» **Problem to work on**:
Working from the listing below, pick each line containing the word "this" and copy it.

» **Records supplied**:
-*-
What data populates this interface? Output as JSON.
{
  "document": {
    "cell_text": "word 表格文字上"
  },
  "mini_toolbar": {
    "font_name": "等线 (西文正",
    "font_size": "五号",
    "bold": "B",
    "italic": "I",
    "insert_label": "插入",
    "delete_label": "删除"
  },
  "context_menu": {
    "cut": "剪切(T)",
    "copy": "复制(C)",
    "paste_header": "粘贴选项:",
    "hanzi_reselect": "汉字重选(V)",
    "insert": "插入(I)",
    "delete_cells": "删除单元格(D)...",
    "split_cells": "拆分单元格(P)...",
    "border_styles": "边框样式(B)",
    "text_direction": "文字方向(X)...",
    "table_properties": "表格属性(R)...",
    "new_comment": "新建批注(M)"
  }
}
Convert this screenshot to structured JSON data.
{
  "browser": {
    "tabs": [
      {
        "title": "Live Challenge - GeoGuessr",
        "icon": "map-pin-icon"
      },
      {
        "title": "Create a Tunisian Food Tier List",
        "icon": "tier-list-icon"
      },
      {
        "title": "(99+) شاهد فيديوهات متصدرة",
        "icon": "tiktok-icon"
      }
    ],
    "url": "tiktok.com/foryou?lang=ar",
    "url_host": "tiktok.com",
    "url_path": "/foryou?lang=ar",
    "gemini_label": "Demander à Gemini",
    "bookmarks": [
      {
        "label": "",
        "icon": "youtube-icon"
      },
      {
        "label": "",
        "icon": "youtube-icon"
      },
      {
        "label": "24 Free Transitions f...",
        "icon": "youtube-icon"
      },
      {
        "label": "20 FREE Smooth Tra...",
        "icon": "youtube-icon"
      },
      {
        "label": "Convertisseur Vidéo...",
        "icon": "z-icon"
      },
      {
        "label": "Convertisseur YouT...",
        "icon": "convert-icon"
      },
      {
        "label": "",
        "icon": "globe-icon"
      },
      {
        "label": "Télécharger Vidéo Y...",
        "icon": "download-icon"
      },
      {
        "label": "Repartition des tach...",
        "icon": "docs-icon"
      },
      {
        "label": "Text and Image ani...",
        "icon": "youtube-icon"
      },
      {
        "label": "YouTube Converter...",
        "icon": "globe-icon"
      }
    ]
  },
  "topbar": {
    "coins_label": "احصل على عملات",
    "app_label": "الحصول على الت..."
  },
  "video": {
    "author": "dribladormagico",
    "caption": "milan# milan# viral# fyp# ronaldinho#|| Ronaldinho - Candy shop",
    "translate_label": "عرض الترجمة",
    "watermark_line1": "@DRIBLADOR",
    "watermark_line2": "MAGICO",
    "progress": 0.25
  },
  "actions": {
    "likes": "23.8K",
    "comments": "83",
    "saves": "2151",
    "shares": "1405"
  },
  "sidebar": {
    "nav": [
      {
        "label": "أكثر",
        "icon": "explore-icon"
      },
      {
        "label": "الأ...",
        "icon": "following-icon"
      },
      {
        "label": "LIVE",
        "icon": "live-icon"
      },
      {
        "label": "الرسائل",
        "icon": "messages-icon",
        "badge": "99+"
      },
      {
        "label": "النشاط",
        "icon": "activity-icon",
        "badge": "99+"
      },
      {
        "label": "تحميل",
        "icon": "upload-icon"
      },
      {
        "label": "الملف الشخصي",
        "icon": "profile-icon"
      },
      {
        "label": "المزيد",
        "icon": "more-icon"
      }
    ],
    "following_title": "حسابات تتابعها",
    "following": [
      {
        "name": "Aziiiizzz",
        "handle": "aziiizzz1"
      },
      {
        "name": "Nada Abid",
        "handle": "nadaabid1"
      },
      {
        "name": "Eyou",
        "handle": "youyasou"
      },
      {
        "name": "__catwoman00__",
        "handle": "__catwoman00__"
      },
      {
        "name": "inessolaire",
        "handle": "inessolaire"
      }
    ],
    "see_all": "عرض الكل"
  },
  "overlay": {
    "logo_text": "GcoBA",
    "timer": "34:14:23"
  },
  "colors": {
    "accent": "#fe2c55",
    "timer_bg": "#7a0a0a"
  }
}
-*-
» **Written solution**:
What data populates this interface? Output as JSON.
Convert this screenshot to structured JSON data.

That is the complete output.